> _Problem to solve_
Return the records exactly as they are.

-------------------------

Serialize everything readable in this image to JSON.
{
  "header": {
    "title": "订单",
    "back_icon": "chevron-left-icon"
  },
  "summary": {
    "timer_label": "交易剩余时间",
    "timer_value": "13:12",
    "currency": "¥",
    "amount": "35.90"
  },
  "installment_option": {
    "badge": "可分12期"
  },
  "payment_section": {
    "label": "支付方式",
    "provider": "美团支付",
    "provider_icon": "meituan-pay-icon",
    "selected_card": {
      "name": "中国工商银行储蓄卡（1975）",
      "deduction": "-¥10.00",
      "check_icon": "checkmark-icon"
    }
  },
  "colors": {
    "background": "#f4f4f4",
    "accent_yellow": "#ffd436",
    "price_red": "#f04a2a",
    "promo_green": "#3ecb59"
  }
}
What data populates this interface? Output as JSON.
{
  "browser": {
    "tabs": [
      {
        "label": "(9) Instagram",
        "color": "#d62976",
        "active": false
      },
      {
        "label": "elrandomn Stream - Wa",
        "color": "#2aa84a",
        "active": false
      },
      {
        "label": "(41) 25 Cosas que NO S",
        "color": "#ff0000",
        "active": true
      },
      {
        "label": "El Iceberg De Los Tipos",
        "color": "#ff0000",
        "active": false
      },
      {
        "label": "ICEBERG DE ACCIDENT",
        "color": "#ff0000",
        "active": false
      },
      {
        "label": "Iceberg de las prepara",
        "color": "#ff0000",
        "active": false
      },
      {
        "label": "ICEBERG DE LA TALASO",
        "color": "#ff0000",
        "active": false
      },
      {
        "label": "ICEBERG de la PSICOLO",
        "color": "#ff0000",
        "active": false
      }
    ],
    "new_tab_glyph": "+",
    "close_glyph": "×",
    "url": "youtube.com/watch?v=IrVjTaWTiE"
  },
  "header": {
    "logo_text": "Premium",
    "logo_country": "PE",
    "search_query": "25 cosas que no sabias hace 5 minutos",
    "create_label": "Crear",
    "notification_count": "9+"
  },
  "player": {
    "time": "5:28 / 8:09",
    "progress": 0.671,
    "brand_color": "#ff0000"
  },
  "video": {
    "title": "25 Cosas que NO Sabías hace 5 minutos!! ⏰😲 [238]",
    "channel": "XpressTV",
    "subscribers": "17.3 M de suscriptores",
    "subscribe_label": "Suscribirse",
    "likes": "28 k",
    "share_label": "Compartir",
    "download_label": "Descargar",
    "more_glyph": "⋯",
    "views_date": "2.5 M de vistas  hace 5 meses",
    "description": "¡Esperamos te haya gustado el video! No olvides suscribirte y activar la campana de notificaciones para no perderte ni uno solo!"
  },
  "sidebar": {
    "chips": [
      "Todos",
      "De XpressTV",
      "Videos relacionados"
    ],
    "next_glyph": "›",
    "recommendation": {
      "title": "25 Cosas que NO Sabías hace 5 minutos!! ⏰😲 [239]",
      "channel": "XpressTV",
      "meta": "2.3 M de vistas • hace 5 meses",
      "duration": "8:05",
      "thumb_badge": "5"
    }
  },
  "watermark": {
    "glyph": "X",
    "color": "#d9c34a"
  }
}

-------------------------

> _Output for this exercise_
Serialize everything readable in this image to JSON.
{
  "header": {
    "title": "订单",
    "back_icon": "chevron-left-icon"
  },
  "summary": {
    "timer_label": "交易剩余时间",
    "timer_value": "13:12",
    "currency": "¥",
    "amount": "35.90"
  },
  "installment_option": {
    "badge": "可分12期"
  },
  "payment_section": {
    "label": "支付方式",
    "provider": "美团支付",
    "provider_icon": "meituan-pay-icon",
    "selected_card": {
      "name": "中国工商银行储蓄卡（1975）",
      "deduction": "-¥10.00",
      "check_icon": "checkmark-icon"
    }
  },
  "colors": {
    "background": "#f4f4f4",
    "accent_yellow": "#ffd436",
    "price_red": "#f04a2a",
    "promo_green": "#3ecb59"
  }
}
What data populates this interface? Output as JSON.
{
  "browser": {
    "tabs": [
      {
        "label": "(9) Instagram",
        "color": "#d62976",
        "active": false
      },
      {
        "label": "elrandomn Stream - Wa",
        "color": "#2aa84a",
        "active": false
      },
      {
        "label": "(41) 25 Cosas que NO S",
        "color": "#ff0000",
        "active": true
      },
      {
        "label": "El Iceberg De Los Tipos",
        "color": "#ff0000",
        "active": false
      },
      {
        "label": "ICEBERG DE ACCIDENT",
        "color": "#ff0000",
        "active": false
      },
      {
        "label": "Iceberg de las prepara",
        "color": "#ff0000",
        "active": false
      },
      {
        "label": "ICEBERG DE LA TALASO",
        "color": "#ff0000",
        "active": false
      },
      {
        "label": "ICEBERG de la PSICOLO",
        "color": "#ff0000",
        "active": false
      }
    ],
    "new_tab_glyph": "+",
    "close_glyph": "×",
    "url": "youtube.com/watch?v=IrVjTaWTiE"
  },
  "header": {
    "logo_text": "Premium",
    "logo_country": "PE",
    "search_query": "25 cosas que no sabias hace 5 minutos",
    "create_label": "Crear",
    "notification_count": "9+"
  },
  "player": {
    "time": "5:28 / 8:09",
    "progress": 0.671,
    "brand_color": "#ff0000"
  },
  "video": {
    "title": "25 Cosas que NO Sabías hace 5 minutos!! ⏰😲 [238]",
    "channel": "XpressTV",
    "subscribers": "17.3 M de suscriptores",
    "subscribe_label": "Suscribirse",
    "likes": "28 k",
    "share_label": "Compartir",
    "download_label": "Descargar",
    "more_glyph": "⋯",
    "views_date": "2.5 M de vistas  hace 5 meses",
    "description": "¡Esperamos te haya gustado el video! No olvides suscribirte y activar la campana de notificaciones para no perderte ni uno solo!"
  },
  "sidebar": {
    "chips": [
      "Todos",
      "De XpressTV",
      "Videos relacionados"
    ],
    "next_glyph": "›",
    "recommendation": {
      "title": "25 Cosas que NO Sabías hace 5 minutos!! ⏰😲 [239]",
      "channel": "XpressTV",
      "meta": "2.3 M de vistas • hace 5 meses",
      "duration": "8:05",
      "thumb_badge": "5"
    }
  },
  "watermark": {
    "glyph": "X",
    "color": "#d9c34a"
  }
}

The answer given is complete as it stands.